Save the Schema Comparison (SCMP) Settings in Your Project.  To make it quick and easy to use (and more likely your whole team will embrace using it), I like to save the schema comparison settings right in the project. You can have various SCMPs saved: Project to Dev DB, Dev DB to QA DB, QA DB to Prod DB, and so forth. It's a big time-saver because you'll want to tell the schema compare to ignore things like users, permissions, and roles because they almost always differ between environments. By saving the SCMP you can avoid the tedious un-checking of those items every single time you generate the comparison.


Do a 'Generate Script' for the Schema Comparison; Don't Routinely Use the Update Button. Just to the right of the Update button (which I wish were less prominent) is the Generate Script button. This will create the relevant Create and Alter statements that it detects are necessary based on the differences found.
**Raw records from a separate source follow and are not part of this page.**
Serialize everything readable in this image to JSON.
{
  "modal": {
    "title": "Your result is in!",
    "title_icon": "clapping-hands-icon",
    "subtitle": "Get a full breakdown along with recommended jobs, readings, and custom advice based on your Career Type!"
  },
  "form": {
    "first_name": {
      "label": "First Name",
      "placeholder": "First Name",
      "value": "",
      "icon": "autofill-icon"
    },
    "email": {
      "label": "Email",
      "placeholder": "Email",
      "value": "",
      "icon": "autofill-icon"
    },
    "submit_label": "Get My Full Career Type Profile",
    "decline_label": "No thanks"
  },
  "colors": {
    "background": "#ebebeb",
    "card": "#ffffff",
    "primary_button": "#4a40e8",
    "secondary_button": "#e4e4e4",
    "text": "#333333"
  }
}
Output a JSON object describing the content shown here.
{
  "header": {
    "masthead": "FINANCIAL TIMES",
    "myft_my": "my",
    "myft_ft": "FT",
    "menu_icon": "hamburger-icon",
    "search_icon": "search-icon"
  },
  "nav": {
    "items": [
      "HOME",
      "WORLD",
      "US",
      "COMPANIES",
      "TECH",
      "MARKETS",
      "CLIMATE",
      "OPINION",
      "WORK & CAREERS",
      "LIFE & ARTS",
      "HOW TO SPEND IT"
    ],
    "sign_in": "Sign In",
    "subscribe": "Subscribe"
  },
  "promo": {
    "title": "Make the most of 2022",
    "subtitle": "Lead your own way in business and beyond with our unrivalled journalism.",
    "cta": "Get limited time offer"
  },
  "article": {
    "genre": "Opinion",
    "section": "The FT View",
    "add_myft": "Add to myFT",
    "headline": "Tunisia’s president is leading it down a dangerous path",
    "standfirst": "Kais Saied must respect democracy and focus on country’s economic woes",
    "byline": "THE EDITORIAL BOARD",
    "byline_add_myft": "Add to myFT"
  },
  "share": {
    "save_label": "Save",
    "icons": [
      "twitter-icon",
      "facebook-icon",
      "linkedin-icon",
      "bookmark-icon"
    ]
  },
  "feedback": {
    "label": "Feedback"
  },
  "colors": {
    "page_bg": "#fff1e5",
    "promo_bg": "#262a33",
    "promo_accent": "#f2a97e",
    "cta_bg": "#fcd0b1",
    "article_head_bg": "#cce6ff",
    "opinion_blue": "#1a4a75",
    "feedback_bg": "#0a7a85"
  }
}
Scripting it out allows you to validate the script before it's executed, and to save the history of exactly what changes are being deployed when (assuming it's being done manually & you're not doing automated continuous deployments to Prod). I also prefer to generate the script over letting SSDT do a straight publish because items that are checked out are still part of a publish and we don't usually want that (though it does depend on how you handle your source control branching). 


While we're on the subject of the scripts generated by the DB project: a couple of things to know. First, you'll need to run the script in SQLCMD mode (in SSMS, it's found on the Query menu). Second, the scripts are not always perfect. For simple changes, they work really well, but sometimes things get complicated and you need to 'manhandle' them. For instance, there might be data in a table and the script has a check statement in the beginning that prevents any changes and might need to be removed or handled differently.

Separate Installation for SSDT vs SSDT-BI Prior to SQL Server 2016. If you go to create a new project in SSDT and you don't see SQL Server Database Project as an option, that means you don't have the right 'flavor' of SSDT installed yet. Thankfully the tools are being unified in SQL Server 2016, but prior to that you'll need to do a separate installation. The SSDT installation files for Visual Studio 2013 can be found here: https://msdn.microsoft.com/en-us/library/mt204009.aspx.

There's a lot more to know about DB projects in SSDT, but I'll wrap up with this intro. There is a learning curve and some habit changes, but hopefully I've encouraged you to give database projects a try.

Finding More Information

Jamie Thomson's blog - 10 Days of SSDT

Jamie Thomson's blog - Considerations When Starting a New SSDT Project

MSDN - Project-Oriented Offline Database Development